A while back I wrote about the worst parenting advice I ever received, the unattainable “enjoy every moment”. But what about the best parenting advice you received? I was given two very practical and honest ‘words of wisdom’ that I have found myself revisiting frequently over the last five years. One is about my keeping my identity, while the other is about keeping my sanity.
Tip #1 (Keeping identity)
My mother told me before my children were born, “don’t forget that you were first a woman.” I love this piece of advice! It is a mantra I repeat almost daily, and a saying I offer to friends, clients and random women on the street if they strike up a conversation about motherhood. It isn’t motherhood that defines YOU. It is not only important for you to keep your identity as a woman, but your family benefits as well.
- What example do you want to teach your children about identity, self-care and balance?
- Where do you get your energy so that you may care for everyone else?
- What is it that nourishes your soul?
- When is the last time you had a conversation that wasn’t related to your children?
- What is the last thing you did that gave you intellectual, physical, spiritual or emotional stimulation-as a women?

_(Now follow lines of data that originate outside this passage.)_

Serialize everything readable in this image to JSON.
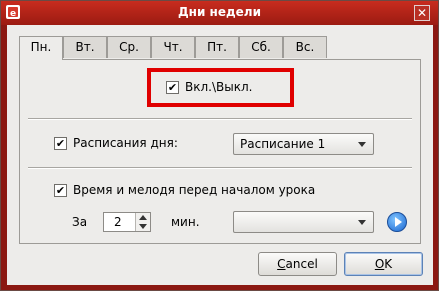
{
  "window": {
    "title": "Дни недели",
    "close_symbol": "✕",
    "icon": "app-icon"
  },
  "tabs": [
    {
      "label": "Пн.",
      "active": true
    },
    {
      "label": "Вт.",
      "active": false
    },
    {
      "label": "Ср.",
      "active": false
    },
    {
      "label": "Чт.",
      "active": false
    },
    {
      "label": "Пт.",
      "active": false
    },
    {
      "label": "Сб.",
      "active": false
    },
    {
      "label": "Вс.",
      "active": false
    }
  ],
  "page": {
    "enable": {
      "label": "Вкл.\\Выкл.",
      "checked": true,
      "check_glyph": "✔"
    },
    "schedule": {
      "label": "Расписания дня:",
      "checked": true,
      "check_glyph": "✔",
      "value": "Расписание 1"
    },
    "melody": {
      "label": "Время и мелодя перед началом урока",
      "checked": true,
      "check_glyph": "✔"
    },
    "before": {
      "prefix": "За",
      "minutes": "2",
      "unit": "мин.",
      "melody_value": ""
    }
  },
  "buttons": {
    "cancel_first": "C",
    "cancel_rest": "ancel",
    "ok_first": "O",
    "ok_rest": "K"
  },
  "colors": {
    "titlebar": "#b52418",
    "highlight": "#e00000",
    "play_button": "#1a66d0"
  }
}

If you can’t answer these questions, perhaps you have forgotten who you are in addition to “mom.” I know, I know … it is easier said then done! I have been there … swallowed by motherhood and have lost myself in the process. I can also tell you during this time of lost identity, I was not patient with my children, I was not a loving partner to my husband and I was not a supportive friend. I had nothing left to give. When I learned how to put my oxygen mask on before helping everyone else … I once again became a woman (and mom) who has a zest for life … and enjoys (almost) every moment with her children!
Tip #2 (Keeping my sanity)

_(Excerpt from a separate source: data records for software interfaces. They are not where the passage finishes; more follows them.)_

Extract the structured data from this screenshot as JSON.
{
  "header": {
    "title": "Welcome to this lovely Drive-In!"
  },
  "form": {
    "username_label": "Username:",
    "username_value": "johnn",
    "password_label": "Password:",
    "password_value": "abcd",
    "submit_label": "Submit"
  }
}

It was also my mother who reminds me every time one of my children is going through a nasty little phase that is driving me insane-that it is just that, A PHASE! I remember my longest phase was feeling like I would never sleep again- that I would forever live through a haze of exhaustion. Now I sleep a solid 7-8 hours, and the sleepless nights are a blur. We have dealt with all the typical unpleasant phases; reflux, colic, teething, biting, crying during day care drop off, whining, potty training, night terrors, terrible 2s, sassy 3s, poking the dogs eyes (you get the picture) phase, phase, phase and phase. When you look at everything as temporary, and have ‘a this too shall pass’ attitude, it makes life with children full of humor instead of stress. Again, easier said then done! I still have to check in with my parenting frustrations. Right now, I am currently hyper-aware that I am clenching my teeth and my shoulders are up to my ears during pretty much any transition for my 3 year old (I know mom, phase)!
I find it helpful to be in touch with how I am feeling about a certain repetitive behavior. Am I having a sense of humor or lightness, or am I feeling stressed and serious? Just by being aware of my emotional reaction, I can repeat my mom’s advice, “THIS IS JUST A PHASE”, and appreciate the behavior as a typical growing pain. I can look now and see a new mom feeling so frustrated at phases that once drove me bonkers. So, throwing food off the high chair 20 times — hilarious!!! I promise, it won’t last, this too shall pass!
What about you? What is the best advice you have received? Do you have any tips to add? Can you share any parenting or personal mantras?
Heather is a life coach for moms, a middle school counselor and a mama who is committed to rocking her mojo! She has two extremely “spirited,” independent and strong-willed children who test her, teach her and exhaust her…several times a day! You can read more about her at My Mama Mojo.